Human and livestock diseases can be difficult to control where infection persists in wildlife populations. In Britain, European badgers (Meles meles) are implicated in transmitting Mycobacterium bovis, the causative agent of bovine tuberculosis (TB), to cattle. Badger culling has therefore been a component of British TB control policy for many years. However, large-scale field trials have recently shown that badger culling has the capacity to cause both increases and decreases in cattle TB incidence. Here, we show that repeated badger culling in the same area is associated with increasing prevalence of M. bovis infection in badgers, especially where landscape features allow badgers from neighboring land to recolonize culled areas. This impact on prevalence in badgers might reduce the beneficial effects of culling on cattle TB incidence, and could contribute to the detrimental effects that have been observed. Additionally, we show that suspension of cattle TB controls during a nationwide epidemic of foot and mouth disease, which substantially delayed removal of TB-affected cattle, was associated with a widespread increase in the prevalence of M. bovis infection in badgers. This pattern suggests that infection may be transmitted from cattle to badgers, as well as vice versa. Clearly, disease control measures aimed at either host species may have unintended consequences for transmission, both within and between species. Our findings highlight the need for policymakers to consider multiple transmission routes when managing multihost pathogens.

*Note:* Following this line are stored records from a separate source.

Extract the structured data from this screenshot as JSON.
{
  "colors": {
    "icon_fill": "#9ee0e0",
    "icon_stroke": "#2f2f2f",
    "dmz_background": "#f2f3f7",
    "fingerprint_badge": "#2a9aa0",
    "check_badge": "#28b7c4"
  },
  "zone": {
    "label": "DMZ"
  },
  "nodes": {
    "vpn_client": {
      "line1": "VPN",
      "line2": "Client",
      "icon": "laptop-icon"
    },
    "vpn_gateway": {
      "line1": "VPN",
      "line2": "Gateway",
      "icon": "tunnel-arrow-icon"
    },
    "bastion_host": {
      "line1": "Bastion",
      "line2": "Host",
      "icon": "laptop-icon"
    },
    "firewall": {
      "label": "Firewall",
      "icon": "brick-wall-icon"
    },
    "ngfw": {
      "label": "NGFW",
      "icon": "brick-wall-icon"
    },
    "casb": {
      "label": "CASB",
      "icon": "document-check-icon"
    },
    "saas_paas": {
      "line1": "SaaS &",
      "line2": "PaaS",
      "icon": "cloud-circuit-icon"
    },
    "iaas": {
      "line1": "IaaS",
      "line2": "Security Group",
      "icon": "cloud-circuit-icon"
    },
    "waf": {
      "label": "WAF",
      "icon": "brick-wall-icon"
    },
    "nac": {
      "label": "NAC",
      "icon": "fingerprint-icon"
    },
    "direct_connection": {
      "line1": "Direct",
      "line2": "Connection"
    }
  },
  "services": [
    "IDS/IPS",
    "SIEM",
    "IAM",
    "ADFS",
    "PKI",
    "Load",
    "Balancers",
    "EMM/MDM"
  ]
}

Keywords

  • Behavior, Bovine tuberculosis, Epidemiology, Meles Meles, Perturbation